Mr. Santorum’s campaign — unlike Mr. Romney’s and to a lesser extent Mr. Gingrich’s — has lacked the muscle to turn the narrative around after some rough patches. This would have been a good week for Mr. Santorum to roll out endorsements, or to focus a line of attack upon Mr. Romney, but little of that has been apparent.

Instead, the past week has been relatively light for horse-race coverage, with much of the political world instead focused on the Rush Limbaugh controversy. With no debates — and Mr. Santorum’s loss in Washington representing the major story — there has been nothing to stop his downward trajectory.

It would be ironic if Limbaugh, who has on occasion channeled conservative mistrust of Romney, managed to help him win crucial Super Tuesday victories by hogging the attention of the chattering classes. For all we know, Mitt’s made a few more gaffes about his personal wealth or dissed conservative legislation, and nobody noticed. If so, no wonder Romney’s gone so easy on the old bully in his hour of need.

Ed Kilgore

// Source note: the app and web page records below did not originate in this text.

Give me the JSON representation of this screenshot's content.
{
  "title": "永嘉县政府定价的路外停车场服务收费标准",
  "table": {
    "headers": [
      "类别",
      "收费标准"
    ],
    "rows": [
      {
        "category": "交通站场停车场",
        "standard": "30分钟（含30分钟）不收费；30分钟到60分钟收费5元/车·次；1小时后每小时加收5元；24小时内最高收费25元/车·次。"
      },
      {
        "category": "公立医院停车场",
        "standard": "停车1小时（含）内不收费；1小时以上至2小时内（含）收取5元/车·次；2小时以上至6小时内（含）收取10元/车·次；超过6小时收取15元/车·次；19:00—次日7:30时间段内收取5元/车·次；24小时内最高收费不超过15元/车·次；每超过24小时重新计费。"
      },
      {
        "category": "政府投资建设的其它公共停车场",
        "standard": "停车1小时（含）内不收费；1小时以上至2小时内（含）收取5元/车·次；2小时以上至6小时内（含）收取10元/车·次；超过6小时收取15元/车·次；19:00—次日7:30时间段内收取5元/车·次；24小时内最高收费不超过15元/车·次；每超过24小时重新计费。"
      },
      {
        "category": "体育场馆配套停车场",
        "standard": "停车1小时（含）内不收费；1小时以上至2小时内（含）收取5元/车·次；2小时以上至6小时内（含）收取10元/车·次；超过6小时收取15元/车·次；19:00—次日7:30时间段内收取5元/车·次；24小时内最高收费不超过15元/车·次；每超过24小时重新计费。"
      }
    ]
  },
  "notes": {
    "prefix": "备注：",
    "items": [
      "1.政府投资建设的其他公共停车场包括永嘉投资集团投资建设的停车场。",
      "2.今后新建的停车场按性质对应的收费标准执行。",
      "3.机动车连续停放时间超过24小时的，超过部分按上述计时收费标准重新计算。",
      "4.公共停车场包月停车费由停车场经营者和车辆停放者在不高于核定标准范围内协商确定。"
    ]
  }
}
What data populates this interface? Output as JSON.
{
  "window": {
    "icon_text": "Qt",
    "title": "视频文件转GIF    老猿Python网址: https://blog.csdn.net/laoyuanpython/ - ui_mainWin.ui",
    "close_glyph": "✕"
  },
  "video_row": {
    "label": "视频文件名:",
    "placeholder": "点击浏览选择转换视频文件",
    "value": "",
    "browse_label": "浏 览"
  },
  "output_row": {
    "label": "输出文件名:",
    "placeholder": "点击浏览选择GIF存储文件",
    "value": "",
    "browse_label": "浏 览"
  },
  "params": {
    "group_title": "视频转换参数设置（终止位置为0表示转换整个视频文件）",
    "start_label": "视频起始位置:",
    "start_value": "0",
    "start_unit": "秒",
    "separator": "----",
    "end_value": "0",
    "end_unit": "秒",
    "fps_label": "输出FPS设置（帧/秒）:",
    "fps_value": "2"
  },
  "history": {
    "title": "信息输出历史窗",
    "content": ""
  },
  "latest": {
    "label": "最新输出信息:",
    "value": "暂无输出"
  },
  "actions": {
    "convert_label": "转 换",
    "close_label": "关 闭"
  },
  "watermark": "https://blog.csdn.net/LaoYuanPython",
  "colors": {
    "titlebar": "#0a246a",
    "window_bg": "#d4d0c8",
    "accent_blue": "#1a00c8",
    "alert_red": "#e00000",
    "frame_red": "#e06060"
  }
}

Ed Kilgore is a political columnist for New York and managing editor at the Democratic Strategist website. He was a contributing writer at the Washington Monthly from January 2012 until November 2015, and was the principal contributor to the Political Animal blog.